Presently, New Hampshire is one of twenty states in the country that does not require identification to vote. In 2011, the New Hampshire General Court passed Senate Bill 129, which would have required that voters present a valid state or federal government-issued photograph identification (photo ID). Governor Lynch vetoed the bill, saying that it would disenfranchise segments of the population and claiming that New Hampshire does not currently see many cases of voter fraud. However, debate on the issue continues, and the state legislature is again examining options for reforming voter identification requirements in the 2012 legislative session.

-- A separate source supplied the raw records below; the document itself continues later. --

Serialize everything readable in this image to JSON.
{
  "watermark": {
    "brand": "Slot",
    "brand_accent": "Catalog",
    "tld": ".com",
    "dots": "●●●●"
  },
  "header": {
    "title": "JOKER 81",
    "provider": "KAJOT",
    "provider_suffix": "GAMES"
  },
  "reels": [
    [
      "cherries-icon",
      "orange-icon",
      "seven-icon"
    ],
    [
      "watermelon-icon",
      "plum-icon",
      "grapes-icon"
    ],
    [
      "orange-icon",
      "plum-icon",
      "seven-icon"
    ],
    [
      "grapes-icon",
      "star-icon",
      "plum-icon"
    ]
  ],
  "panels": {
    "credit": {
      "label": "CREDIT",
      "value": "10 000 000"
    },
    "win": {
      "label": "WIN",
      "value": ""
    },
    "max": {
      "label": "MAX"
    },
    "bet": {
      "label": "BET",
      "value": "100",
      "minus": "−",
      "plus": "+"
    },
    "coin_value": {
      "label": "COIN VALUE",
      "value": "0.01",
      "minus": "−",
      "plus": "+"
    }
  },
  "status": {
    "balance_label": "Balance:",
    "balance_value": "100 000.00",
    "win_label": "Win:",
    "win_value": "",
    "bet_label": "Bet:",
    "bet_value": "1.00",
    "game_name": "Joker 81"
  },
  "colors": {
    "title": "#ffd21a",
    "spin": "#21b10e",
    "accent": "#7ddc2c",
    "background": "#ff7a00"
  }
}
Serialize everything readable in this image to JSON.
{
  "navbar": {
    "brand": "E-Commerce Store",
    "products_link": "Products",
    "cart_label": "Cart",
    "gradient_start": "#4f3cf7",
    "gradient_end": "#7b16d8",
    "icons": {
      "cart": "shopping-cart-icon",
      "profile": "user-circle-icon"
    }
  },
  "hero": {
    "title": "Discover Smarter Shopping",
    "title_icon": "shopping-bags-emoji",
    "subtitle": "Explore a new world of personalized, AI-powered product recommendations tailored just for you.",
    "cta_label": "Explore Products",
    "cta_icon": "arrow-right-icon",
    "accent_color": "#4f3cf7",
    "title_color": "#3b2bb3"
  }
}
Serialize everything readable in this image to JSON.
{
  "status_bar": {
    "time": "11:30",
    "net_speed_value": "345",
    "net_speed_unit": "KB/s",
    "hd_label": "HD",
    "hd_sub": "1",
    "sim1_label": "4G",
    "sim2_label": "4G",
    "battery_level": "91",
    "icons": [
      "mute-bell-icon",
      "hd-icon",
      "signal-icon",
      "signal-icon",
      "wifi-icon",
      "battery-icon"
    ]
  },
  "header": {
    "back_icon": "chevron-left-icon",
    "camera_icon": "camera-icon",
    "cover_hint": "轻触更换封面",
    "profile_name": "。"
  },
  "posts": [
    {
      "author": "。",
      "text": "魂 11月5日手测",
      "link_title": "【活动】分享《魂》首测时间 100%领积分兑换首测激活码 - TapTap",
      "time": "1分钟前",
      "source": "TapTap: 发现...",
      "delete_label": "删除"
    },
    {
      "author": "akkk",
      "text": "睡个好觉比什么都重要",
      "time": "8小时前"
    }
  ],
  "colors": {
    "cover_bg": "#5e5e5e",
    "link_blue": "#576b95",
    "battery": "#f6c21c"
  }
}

This report examines the potential policy options associated with voter identification and looks at the costs and benefits offered by each choice. After a review of the current requirements for voter registration and voting in New Hampshire, we investigate the degree to which eligible voters already possess government-issued photo identification in the state; we estimate that approximately 97 percent of eligible voters in NH already possess photo identification issued by the NH Division of Motor Vehicles (DMV). We then consider the possible effects of different types of voter identification laws, including benefits (e.g., reducing opportunity for electoral fraud), costs (e.g., monetary implementation costs, potential disenfranchisement), and unintended consequences (e.g., reduced voter turnout). We also identify the specific demographics that a more stringent voter ID requirement are more likely to affect, and discuss the ways the state could make a transition easier for these groups. Not surprisingly, we find a direct relationship between efficacy at deterring voter fraud and cost: options that make fraud more difficult have higher direct, indirect, and externalized costs. Through our report, we hope to inform the debate on voter ID requirements by providing a balanced summary of the potential costs and benefits of voter ID laws in New Hampshire.